* **PROBLEM DESCRIPTION**
Only lines containing the word "Registers" are needed; pull them out of the material.

* **RECORDS SHOWN**
|---|

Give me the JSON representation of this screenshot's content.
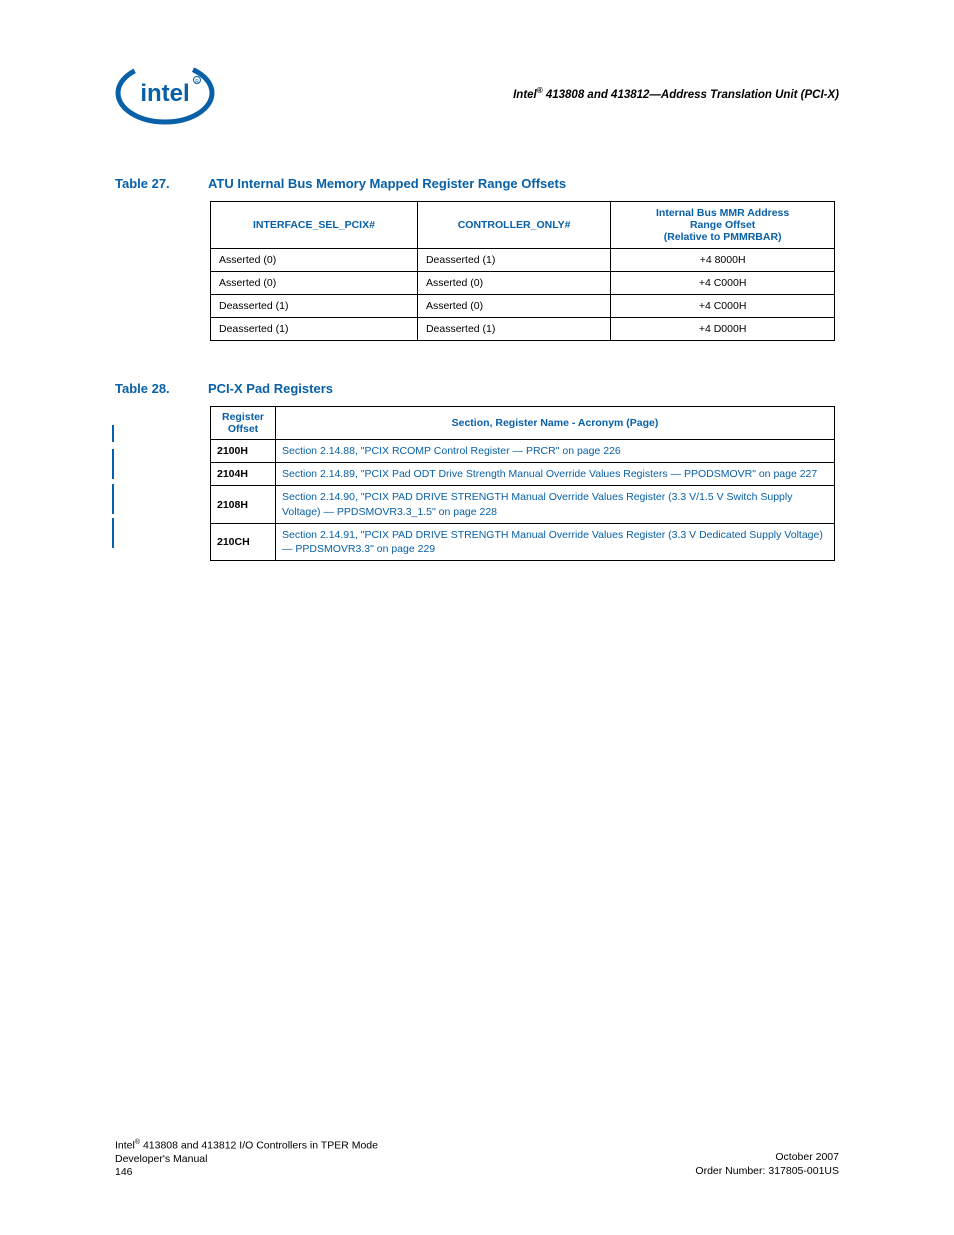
{
  "header": {
    "title_prefix": "Intel",
    "title_rest": " 413808 and 413812—Address Translation Unit (PCI-X)"
  },
  "table27": {
    "label": "Table 27.",
    "title": "ATU Internal Bus Memory Mapped Register Range Offsets",
    "headers": {
      "col1": "INTERFACE_SEL_PCIX#",
      "col2": "CONTROLLER_ONLY#",
      "col3_l1": "Internal Bus MMR Address",
      "col3_l2": "Range Offset",
      "col3_l3": "(Relative to PMMRBAR)"
    },
    "rows": [
      {
        "c1": "Asserted (0)",
        "c2": "Deasserted (1)",
        "c3": "+4 8000H"
      },
      {
        "c1": "Asserted (0)",
        "c2": "Asserted (0)",
        "c3": "+4 C000H"
      },
      {
        "c1": "Deasserted (1)",
        "c2": "Asserted (0)",
        "c3": "+4 C000H"
      },
      {
        "c1": "Deasserted (1)",
        "c2": "Deasserted (1)",
        "c3": "+4 D000H"
      }
    ]
  },
  "table28": {
    "label": "Table 28.",
    "title": "PCI-X Pad Registers",
    "headers": {
      "col1_l1": "Register",
      "col1_l2": "Offset",
      "col2": "Section, Register Name - Acronym (Page)"
    },
    "rows": [
      {
        "offset": "2100H",
        "text": "Section 2.14.88, \"PCIX RCOMP Control Register — PRCR\" on page 226"
      },
      {
        "offset": "2104H",
        "text": "Section 2.14.89, \"PCIX Pad ODT Drive Strength Manual Override Values Registers — PPODSMOVR\" on page 227"
      },
      {
        "offset": "2108H",
        "text": "Section 2.14.90, \"PCIX PAD DRIVE STRENGTH Manual Override Values Register (3.3 V/1.5 V Switch Supply Voltage) — PPDSMOVR3.3_1.5\" on page 228"
      },
      {
        "offset": "210CH",
        "text": "Section 2.14.91, \"PCIX PAD DRIVE STRENGTH Manual Override Values Register (3.3 V Dedicated Supply Voltage) — PPDSMOVR3.3\" on page 229"
      }
    ]
  },
  "footer": {
    "left_l1_pre": "Intel",
    "left_l1_post": " 413808 and 413812 I/O Controllers in TPER Mode",
    "left_l2": "Developer's Manual",
    "left_l3": "146",
    "right_l1": "October 2007",
    "right_l2": "Order Number: 317805-001US"
  }
}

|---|

* **RESULT FOR THIS TASK**
    "title": "PCI-X Pad Registers",
        "text": "Section 2.14.89, \"PCIX Pad ODT Drive Strength Manual Override Values Registers — PPODSMOVR\" on page 227"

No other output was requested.